If you’re still confused, look at federal politics as an example: BC and Quebec’s Liberals would be somewhere between Stephen Harper and Justin Trudeau—just to the right of centre.
Independence has a cost, and wiser heads prevailed in Quebec recently. Unseen costs and hitches plague every everyone who breaks away. Unknown demands and crises show up at one’s door on a regular basis. Unwelcomed pressure points are part and parcel of independence.
You’re probably saying, “Do you mean a kid leaving home or a province breaking away?”–and the answer is “Yes.”
You see, leaving one’s parents’ home is fun and exhilarating—for a few weeks—as is that newly- obtained driver’s license, the car, and the new job. Everything has a price, nothing is free, and euphoria is soon replaced by reality, freedom is trumped by tasks, and independence is supplanted by dependence.
Now, frame the above around any independence movement, and you get the picture.
Whether it’s Quebec or some African outpost, sometimes independence is a horrific pipe dream, with a steep price to pay. Some day we should examine the disaster of the African nations’ pursuit of independence, not only in terms of what they left behind, but what they have become.

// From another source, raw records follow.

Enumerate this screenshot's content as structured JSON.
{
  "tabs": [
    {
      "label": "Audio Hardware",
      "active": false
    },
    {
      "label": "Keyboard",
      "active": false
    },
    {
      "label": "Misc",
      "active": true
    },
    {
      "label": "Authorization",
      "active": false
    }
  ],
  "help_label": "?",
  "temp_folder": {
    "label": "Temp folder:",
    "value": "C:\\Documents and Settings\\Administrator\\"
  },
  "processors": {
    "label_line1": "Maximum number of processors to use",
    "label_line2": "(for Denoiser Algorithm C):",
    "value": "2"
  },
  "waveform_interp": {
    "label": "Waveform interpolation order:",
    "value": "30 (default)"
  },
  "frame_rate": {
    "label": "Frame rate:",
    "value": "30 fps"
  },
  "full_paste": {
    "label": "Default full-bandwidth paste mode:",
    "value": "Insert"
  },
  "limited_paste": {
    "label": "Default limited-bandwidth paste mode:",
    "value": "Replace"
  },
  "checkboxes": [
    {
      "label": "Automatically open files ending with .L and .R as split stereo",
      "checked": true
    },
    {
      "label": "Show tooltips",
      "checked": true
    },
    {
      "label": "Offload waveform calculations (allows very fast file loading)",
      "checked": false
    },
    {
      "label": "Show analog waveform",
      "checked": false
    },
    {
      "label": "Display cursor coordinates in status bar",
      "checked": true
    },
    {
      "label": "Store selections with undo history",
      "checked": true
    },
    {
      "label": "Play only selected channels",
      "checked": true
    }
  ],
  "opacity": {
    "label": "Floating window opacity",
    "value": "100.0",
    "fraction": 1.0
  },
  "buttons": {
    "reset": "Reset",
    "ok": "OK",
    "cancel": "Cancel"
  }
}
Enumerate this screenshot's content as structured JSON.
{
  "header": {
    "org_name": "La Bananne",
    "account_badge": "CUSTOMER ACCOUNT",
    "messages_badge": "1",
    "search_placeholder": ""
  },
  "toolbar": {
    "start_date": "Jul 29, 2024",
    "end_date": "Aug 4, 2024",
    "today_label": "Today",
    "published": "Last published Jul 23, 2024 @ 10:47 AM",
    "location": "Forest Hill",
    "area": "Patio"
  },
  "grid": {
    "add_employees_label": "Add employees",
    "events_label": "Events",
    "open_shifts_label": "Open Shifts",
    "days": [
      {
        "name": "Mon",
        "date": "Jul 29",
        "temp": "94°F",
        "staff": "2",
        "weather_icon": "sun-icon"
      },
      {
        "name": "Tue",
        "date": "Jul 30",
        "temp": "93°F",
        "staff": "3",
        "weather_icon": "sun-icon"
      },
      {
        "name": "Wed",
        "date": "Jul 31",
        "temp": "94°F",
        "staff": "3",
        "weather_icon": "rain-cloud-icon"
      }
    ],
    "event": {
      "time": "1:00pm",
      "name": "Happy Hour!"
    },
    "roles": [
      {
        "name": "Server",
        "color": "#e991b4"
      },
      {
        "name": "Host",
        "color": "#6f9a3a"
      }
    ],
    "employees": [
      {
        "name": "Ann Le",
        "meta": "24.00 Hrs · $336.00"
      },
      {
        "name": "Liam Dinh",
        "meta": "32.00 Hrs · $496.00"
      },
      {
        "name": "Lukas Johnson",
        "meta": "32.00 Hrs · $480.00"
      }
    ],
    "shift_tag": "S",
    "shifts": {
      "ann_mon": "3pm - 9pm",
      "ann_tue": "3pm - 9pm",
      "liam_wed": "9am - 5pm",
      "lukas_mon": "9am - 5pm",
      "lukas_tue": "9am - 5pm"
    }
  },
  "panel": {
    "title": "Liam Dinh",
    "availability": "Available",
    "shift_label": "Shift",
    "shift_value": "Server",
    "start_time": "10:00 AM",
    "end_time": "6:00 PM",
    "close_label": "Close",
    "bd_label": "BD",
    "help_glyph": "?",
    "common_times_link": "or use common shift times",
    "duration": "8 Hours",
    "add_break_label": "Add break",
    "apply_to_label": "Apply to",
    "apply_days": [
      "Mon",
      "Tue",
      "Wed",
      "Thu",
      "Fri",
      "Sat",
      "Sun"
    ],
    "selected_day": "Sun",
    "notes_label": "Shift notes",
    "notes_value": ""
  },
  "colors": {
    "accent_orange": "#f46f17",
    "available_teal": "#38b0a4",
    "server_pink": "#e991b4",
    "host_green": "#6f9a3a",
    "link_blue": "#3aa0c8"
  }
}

It seems that the voters in Quebec may have learned that lesson in advance.